In summer 2016, they discontinued the transplant drugs because the immuno-suppression was feeding the cancer. We knew it was only a matter of time before the kidney failed. He began dialysis in March 2017 and the Keytruda finished it off in June. I thank God for the Keytruda. He would be gone otherwise.
Immunotherapy killed my husband's transplanted kidney. It was a choice between the cancer (the result of immuno-suppression after the transplant) or living on dialysis. Squamous Cell Carcinoma is common in KIDNEY transplant patients – they don't know why. When you get a transplant, you MUST stay out of the sun and see a dermatologist regularly – an informed and tenacious dermatologist. My husband's dermatologist was neither of those things. My husband's form of SCC is spindle cell, and it is as aggressive as melanoma.
I find the complete reversal of dietary guidelines interesting.

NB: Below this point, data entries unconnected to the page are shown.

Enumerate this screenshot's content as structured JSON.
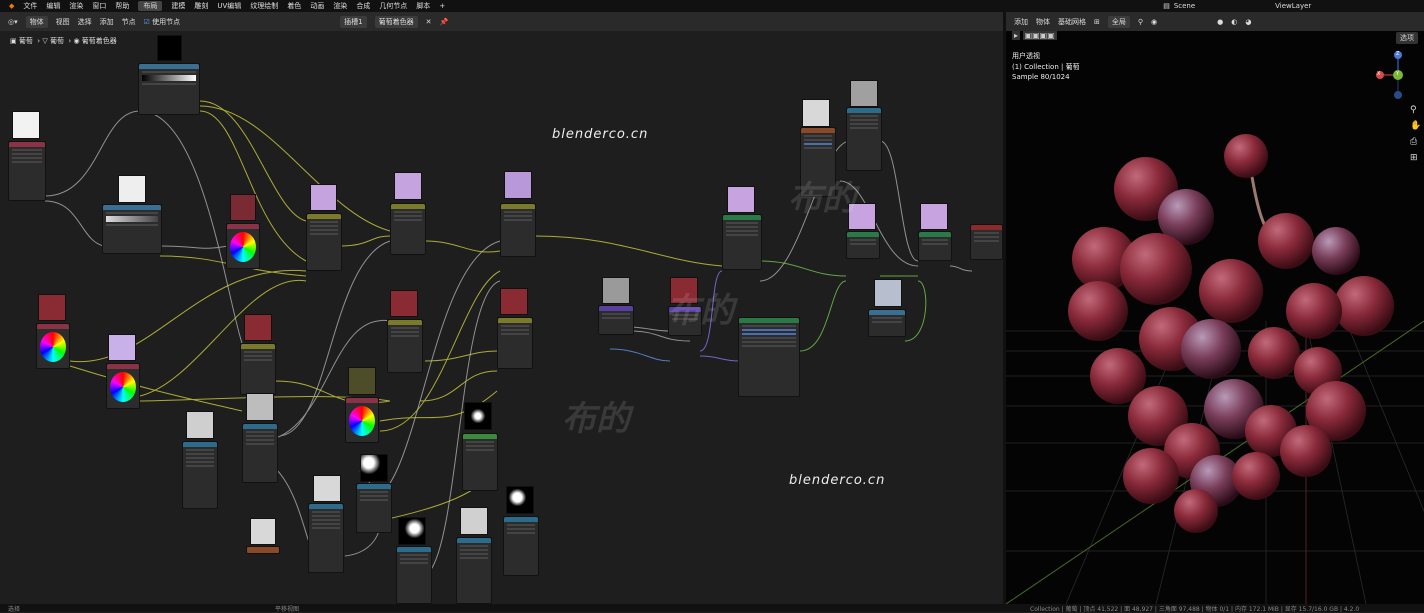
{
  "menu": [
    "文件",
    "编辑",
    "渲染",
    "窗口",
    "帮助"
  ],
  "workspaces": [
    "布局",
    "建模",
    "雕刻",
    "UV编辑",
    "纹理绘制",
    "着色",
    "动画",
    "渲染",
    "合成",
    "几何节点",
    "脚本"
  ],
  "active_workspace": "布局",
  "scene": "Scene",
  "view_layer": "ViewLayer",
  "node_header": {
    "object_mode": "物体",
    "menus": [
      "视图",
      "选择",
      "添加",
      "节点"
    ],
    "use_nodes": "使用节点",
    "slot": "插槽1",
    "material": "葡萄着色器"
  },
  "breadcrumb": [
    "葡萄",
    "葡萄",
    "葡萄着色器"
  ],
  "viewport_header": {
    "menus": [
      "添加",
      "物体",
      "基础网格"
    ],
    "transform": "全局",
    "options": "选项"
  },
  "viewport_overlay": {
    "view": "用户透视",
    "collection": "(1) Collection | 葡萄",
    "sample": "Sample 80/1024"
  },
  "axis_labels": {
    "x": "X",
    "y": "Y",
    "z": "Z"
  },
  "watermarks": {
    "site": "blenderco.cn",
    "brand": "布的"
  },
  "status": {
    "left": "选择",
    "middle": "平移视图",
    "right": "Collection | 葡萄 | 顶点 41,522 | 面 48,927 | 三角面 97,488 | 物体 0/1 | 内存 172.1 MiB | 显存 15.7/16.0 GB | 4.2.0"
  },
  "colors": {
    "shader": "#2a7a48",
    "texture": "#2c6b8a",
    "converter": "#3a6f94",
    "input": "#8b3346",
    "color": "#7a7a2a",
    "vector": "#5a3fa0",
    "group": "#3c8a3c",
    "output": "#8a2a2a"
  }
}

Before, and for the two years after the transplant, it was water, water, water. Now it is 32 oz per day, and that includes the water in food.

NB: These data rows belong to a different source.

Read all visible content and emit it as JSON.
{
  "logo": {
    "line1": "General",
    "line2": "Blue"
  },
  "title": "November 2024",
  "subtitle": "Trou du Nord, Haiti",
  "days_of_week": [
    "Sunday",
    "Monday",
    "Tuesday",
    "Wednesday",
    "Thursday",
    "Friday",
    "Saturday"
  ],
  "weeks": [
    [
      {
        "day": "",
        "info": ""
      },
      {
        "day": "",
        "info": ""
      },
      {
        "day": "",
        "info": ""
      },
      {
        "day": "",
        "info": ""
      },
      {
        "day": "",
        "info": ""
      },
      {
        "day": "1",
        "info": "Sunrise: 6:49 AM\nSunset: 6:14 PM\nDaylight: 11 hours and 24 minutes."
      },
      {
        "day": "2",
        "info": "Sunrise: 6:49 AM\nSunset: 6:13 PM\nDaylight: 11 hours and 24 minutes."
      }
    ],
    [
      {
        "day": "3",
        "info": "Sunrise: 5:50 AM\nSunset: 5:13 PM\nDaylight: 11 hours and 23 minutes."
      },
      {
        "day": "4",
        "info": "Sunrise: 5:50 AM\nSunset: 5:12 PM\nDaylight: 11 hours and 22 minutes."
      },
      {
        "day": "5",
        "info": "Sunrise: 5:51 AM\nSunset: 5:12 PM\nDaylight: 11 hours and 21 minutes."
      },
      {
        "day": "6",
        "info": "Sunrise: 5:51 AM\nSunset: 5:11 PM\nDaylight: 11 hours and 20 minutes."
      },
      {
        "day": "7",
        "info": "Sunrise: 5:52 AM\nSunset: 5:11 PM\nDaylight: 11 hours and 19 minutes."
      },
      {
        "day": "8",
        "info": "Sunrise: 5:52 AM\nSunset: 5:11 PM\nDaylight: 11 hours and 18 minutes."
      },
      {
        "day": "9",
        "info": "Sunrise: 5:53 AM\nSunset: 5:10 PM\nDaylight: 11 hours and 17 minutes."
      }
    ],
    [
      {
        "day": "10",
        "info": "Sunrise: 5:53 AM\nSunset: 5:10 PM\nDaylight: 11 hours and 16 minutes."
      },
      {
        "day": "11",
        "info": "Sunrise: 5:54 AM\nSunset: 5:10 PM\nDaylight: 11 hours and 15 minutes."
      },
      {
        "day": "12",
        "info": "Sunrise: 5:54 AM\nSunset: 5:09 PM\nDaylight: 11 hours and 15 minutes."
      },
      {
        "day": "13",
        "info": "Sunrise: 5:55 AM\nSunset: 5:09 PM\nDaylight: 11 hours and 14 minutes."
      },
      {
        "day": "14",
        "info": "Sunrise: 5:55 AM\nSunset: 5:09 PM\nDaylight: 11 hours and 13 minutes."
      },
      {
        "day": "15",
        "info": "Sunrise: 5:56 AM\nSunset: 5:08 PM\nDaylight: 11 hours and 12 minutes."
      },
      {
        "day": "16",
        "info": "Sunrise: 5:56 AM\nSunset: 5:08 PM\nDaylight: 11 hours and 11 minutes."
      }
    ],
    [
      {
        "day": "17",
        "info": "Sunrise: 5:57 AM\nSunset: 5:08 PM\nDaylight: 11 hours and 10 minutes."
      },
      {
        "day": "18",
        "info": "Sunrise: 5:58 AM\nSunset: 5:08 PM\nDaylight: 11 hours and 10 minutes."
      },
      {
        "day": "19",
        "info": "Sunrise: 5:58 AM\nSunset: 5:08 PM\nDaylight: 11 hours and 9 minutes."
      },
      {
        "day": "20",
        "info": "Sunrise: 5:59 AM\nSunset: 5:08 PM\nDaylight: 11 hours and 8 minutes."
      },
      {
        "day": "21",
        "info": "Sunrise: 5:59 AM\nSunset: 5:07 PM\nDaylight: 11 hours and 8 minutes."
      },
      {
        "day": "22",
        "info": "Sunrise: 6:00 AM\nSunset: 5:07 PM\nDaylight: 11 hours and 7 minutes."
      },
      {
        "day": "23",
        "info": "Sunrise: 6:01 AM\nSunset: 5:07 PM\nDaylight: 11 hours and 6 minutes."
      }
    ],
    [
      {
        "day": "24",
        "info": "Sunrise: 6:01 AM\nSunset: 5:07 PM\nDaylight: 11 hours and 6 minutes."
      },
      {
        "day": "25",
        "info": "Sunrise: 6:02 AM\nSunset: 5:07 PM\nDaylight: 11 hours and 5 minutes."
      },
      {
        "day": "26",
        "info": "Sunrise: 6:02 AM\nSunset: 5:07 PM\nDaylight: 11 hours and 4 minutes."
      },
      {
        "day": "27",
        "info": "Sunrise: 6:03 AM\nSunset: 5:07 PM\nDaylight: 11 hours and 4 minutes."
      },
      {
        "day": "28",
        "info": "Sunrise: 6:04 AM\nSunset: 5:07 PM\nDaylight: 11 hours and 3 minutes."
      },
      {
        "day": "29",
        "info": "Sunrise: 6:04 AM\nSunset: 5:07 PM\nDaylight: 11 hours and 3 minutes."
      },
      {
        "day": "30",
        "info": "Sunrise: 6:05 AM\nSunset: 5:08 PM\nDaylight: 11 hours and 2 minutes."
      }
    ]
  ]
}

My understanding is that a fistula and a graft are two different things, with the fistula preferred. https://www.azuravascularcare.com/infodialysisaccess/types-of-dialysis-access/
My husband's tunnel catheter was in his upper right chest, not neck. It had to be kept dry and the dressing changed each time of dialysis, but it was not painful. It is supposed to be a temporary solution when dialysis is needed and there is no fistula. At the time they put it in (March 2017), they did not expect him to live very long. In June of 2017 he was put on Keytruda, which has kept the cancer at bay – it truly is a miracle drug.
His fistula was put in last June. The operation did not take an hour or so, and was outpatient. They did not start using it until November.